These instruments share much in common with the United Nations Resolution 1625. Adopted and signed on 14 September, 2005, Resolution 1625 re-affirms the need for a broad strategy for conflict prevention that addresses the root causes of armed conflicts and political and social crises.
It is in this context that, the ECOWAS Early Warning Mechanism (ECOWARN) depicted a core component of efforts to mitigate conflicts before they escalate into complex emergencies requiring humanitarian interventions.
Anchored on the strength of Article 58 of the 1993 revised ECOWAS Treaty which calls for the establishment of “a regional peace and security observation system” and the 1999 ECOWAS Security Protocol, the ECOWARN finds relevance in its appreciation of regional implication of the human and financial costs of intra-state conflicts in West Africa, with particular respect to the use of child soldiers, armed militias and mercenaries, movement of refugees, and coup d’états.
Despite these milestones, West Africa is not completely immune from conflicts.
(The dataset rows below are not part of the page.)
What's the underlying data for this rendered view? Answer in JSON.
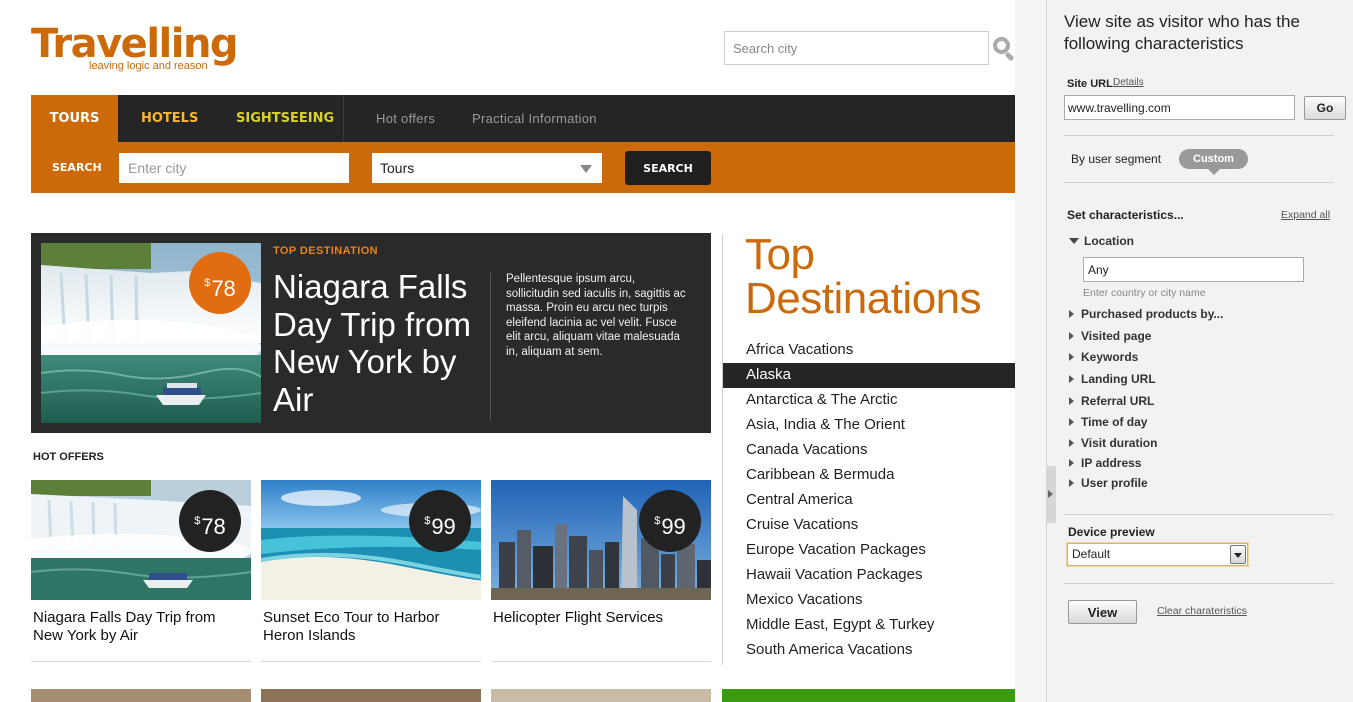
{
  "site": {
    "logo_title": "Travelling",
    "logo_tagline": "leaving logic and reason",
    "top_search_placeholder": "Search city",
    "nav": {
      "tours": "TOURS",
      "hotels": "HOTELS",
      "sightseeing": "SIGHTSEEING",
      "hot_offers": "Hot offers",
      "practical_info": "Practical Information"
    },
    "search_bar": {
      "label": "SEARCH",
      "city_placeholder": "Enter city",
      "type_selected": "Tours",
      "button": "SEARCH"
    },
    "feature": {
      "kicker": "TOP DESTINATION",
      "currency": "$",
      "price": "78",
      "title": "Niagara Falls Day Trip from New York by Air",
      "description": "Pellentesque ipsum arcu, sollicitudin sed iaculis in, sagittis ac massa. Proin eu arcu nec turpis eleifend lacinia ac vel velit. Fusce elit arcu, aliquam vitae malesuada in, aliquam at sem."
    },
    "hot_offers": {
      "heading": "HOT OFFERS",
      "cards": [
        {
          "currency": "$",
          "price": "78",
          "title": "Niagara Falls Day Trip from New York by Air"
        },
        {
          "currency": "$",
          "price": "99",
          "title": "Sunset Eco Tour to Harbor Heron Islands"
        },
        {
          "currency": "$",
          "price": "99",
          "title": "Helicopter Flight Services"
        }
      ]
    },
    "destinations": {
      "title_line1": "Top",
      "title_line2": "Destinations",
      "items": [
        "Africa Vacations",
        "Alaska",
        "Antarctica & The Arctic",
        "Asia, India & The Orient",
        "Canada Vacations",
        "Caribbean & Bermuda",
        "Central America",
        "Cruise Vacations",
        "Europe Vacation Packages",
        "Hawaii Vacation Packages",
        "Mexico Vacations",
        "Middle East, Egypt & Turkey",
        "South America Vacations"
      ],
      "active_index": 1
    }
  },
  "panel": {
    "heading": "View site as visitor who has the following characteristics",
    "site_url_label": "Site URL",
    "details_link": "Details",
    "site_url_value": "www.travelling.com",
    "go_button": "Go",
    "segment_label": "By user segment",
    "custom_pill": "Custom",
    "set_characteristics": "Set characteristics...",
    "expand_all": "Expand all",
    "location": {
      "label": "Location",
      "value": "Any",
      "hint": "Enter country or city name"
    },
    "criteria": [
      "Purchased products by...",
      "Visited page",
      "Keywords",
      "Landing URL",
      "Referral URL",
      "Time of day",
      "Visit duration",
      "IP address",
      "User profile"
    ],
    "device_preview_label": "Device preview",
    "device_selected": "Default",
    "view_button": "View",
    "clear_link": "Clear charateristics"
  },
  "colors": {
    "brand_orange": "#cc6a0a",
    "nav_dark": "#252525",
    "badge_orange": "#e16d10",
    "panel_bg": "#f2f2f2"
  }
}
Beyond the successful arrest of the Ivorian crisis, the attained lull in Niger Delta militancy (courtesy of the Amnesty Programme) and ongoing negotiation of political transition in Burkina Faso, Guinea Bissau and Mali, the frequently charged atmosphere of elections in many countries in the sub-region poses a recurring threat to peace and security.
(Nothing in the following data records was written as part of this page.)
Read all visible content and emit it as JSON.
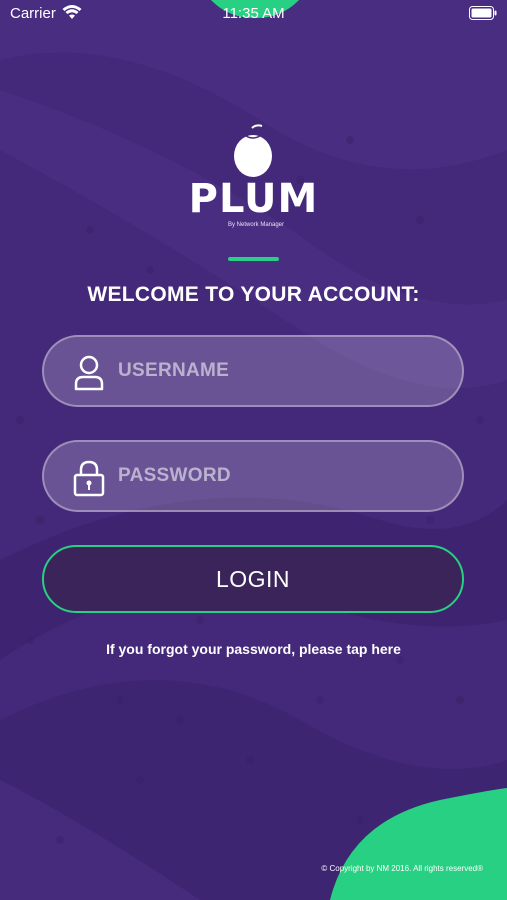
{
  "status_bar": {
    "carrier": "Carrier",
    "time": "11:35 AM",
    "wifi_icon": "wifi-icon",
    "battery_icon": "battery-icon"
  },
  "logo": {
    "icon": "plum-icon",
    "title": "PLUM",
    "subtitle": "By Network Manager"
  },
  "welcome_text": "WELCOME TO YOUR ACCOUNT:",
  "username": {
    "placeholder": "USERNAME",
    "value": "",
    "icon": "user-icon"
  },
  "password": {
    "placeholder": "PASSWORD",
    "value": "",
    "icon": "lock-icon"
  },
  "login_label": "LOGIN",
  "forgot_text": "If you forgot your password, please tap here",
  "copyright": "© Copyright by NM 2016. All rights reserved®",
  "colors": {
    "background": "#44297a",
    "accent_green": "#27d082",
    "button_fill": "#3a2459"
  }
}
And if developments across Africa are anything to draw any lesson(s) from, it appears very strong that election irregularities will remain with us for a long time. Indeed, the absence of free and fair elections will remain a threat to democracy and democratisation as well as peace and security in the sub-region.
While periodic elections may have in the past facilitated transition from authoritarian/military and one-party rule to multi-party elected governments in West Africa, the exercises are still largely flawed with very little or no democratic culture. To this extent, elections in the sub-region have become incapable of delivering democratic consolidation, peace and security, and sustainable development.
This fragility is what Nigeria’s 2015 election depicted. As many would confess, the success of the exercise enabled the country to avoid the implosion envisioned because of all the negativities that were thrown up. The fact that not all countries would be as lucky as Nigeria makes a case for the creation and strengthening of viable political institutions and values that are capable of deepening democracy and democratisation in West Africa.
As challenging as this task may seem, the ECOWAS Supplementary Protocol on Democracy and Good Governance remains the best entry point for democratic consolidation in the region. Besides demonstrating a zero tolerance for power obtained or maintained by unconstitutional means, it also pushes for a transition from ECOWAS of states to ECOWAS of citizens – through promotion of democratic ideas that are in tandem with constitutional convergence, conduct of credible elections, strengthening of critical institutions, poverty alleviation, rule of law and guarantee of rights for all – including of women, children and youth.
The Protocol opens up opportunity to prioritise human security over regime security and its associated devastating impacts of conflicts in West Africa. Because it places people at the centre of security and democratic equation, such a broader conception of security and guarantee of safe environment underscores the inextricable link between democracy and development. The step to achieving this requires multi-stakeholder collaboration by ECOWAS, governments of its member states, as well as bilateral, multi-lateral and civil society organisations.
Another West Africa is certainly possible, if we all act in a manner that is demonstrative of collective and enlightened self-interest.